PROMPT:
Filter the entries below, keeping every line that has the word "icon".

SUPPLIED MATERIAL:
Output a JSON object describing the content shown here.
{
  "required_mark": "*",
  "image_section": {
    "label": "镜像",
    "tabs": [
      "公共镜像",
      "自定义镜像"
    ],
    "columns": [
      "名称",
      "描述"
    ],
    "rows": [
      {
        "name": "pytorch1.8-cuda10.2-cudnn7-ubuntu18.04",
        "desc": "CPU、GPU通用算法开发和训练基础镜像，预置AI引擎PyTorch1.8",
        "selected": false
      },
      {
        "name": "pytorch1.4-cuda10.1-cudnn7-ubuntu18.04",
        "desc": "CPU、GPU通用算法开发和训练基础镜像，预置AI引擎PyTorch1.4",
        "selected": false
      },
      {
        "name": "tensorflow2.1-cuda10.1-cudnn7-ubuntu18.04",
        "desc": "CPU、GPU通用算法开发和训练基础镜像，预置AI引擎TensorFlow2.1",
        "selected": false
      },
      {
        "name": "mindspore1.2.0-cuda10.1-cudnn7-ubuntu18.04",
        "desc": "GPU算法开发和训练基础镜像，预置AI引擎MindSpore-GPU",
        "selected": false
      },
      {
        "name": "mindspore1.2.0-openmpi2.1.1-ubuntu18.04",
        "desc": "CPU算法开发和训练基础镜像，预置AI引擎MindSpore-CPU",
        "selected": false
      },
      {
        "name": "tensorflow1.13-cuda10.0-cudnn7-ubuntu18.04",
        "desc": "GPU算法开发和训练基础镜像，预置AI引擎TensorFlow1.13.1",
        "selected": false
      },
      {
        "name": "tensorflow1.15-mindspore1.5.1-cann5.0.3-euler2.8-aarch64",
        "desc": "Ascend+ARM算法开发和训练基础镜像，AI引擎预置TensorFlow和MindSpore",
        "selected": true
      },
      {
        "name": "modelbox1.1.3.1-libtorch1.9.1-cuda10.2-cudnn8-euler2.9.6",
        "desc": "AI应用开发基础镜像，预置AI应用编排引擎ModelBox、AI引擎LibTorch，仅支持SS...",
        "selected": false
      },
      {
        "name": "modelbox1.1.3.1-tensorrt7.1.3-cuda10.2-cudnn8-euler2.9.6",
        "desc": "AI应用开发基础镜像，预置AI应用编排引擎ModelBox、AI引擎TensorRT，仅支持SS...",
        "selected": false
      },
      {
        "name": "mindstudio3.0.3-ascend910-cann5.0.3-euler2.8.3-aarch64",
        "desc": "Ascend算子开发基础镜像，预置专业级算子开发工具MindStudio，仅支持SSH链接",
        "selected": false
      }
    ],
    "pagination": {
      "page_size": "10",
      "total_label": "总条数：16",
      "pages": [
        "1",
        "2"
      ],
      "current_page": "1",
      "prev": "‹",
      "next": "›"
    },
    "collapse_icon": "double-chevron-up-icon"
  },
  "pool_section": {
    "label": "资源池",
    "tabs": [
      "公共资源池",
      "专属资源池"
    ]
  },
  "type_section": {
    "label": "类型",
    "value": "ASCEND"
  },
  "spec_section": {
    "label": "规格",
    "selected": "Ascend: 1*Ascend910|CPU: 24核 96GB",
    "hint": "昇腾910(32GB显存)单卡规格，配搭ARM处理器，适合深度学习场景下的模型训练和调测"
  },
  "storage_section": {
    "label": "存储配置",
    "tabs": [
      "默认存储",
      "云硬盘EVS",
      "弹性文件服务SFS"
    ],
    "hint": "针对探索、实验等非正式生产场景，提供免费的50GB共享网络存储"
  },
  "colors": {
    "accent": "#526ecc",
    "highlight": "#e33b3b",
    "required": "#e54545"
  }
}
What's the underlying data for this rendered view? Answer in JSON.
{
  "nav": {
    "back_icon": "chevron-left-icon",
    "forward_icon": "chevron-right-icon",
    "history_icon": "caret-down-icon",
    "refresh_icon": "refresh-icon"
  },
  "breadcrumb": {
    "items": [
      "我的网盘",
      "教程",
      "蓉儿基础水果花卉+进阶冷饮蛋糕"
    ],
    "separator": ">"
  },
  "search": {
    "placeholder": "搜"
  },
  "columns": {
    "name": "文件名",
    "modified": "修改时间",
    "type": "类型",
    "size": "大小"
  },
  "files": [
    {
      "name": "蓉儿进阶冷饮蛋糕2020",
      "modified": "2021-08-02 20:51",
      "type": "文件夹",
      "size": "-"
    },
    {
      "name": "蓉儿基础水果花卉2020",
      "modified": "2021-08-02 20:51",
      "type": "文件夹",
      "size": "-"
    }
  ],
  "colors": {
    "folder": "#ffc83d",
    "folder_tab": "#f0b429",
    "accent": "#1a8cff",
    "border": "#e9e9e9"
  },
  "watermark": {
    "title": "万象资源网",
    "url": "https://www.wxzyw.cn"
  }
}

RESULT OF THE EXERCISE:
    "collapse_icon": "double-chevron-up-icon"
    "back_icon": "chevron-left-icon",
    "forward_icon": "chevron-right-icon",
    "history_icon": "caret-down-icon",
    "refresh_icon": "refresh-icon"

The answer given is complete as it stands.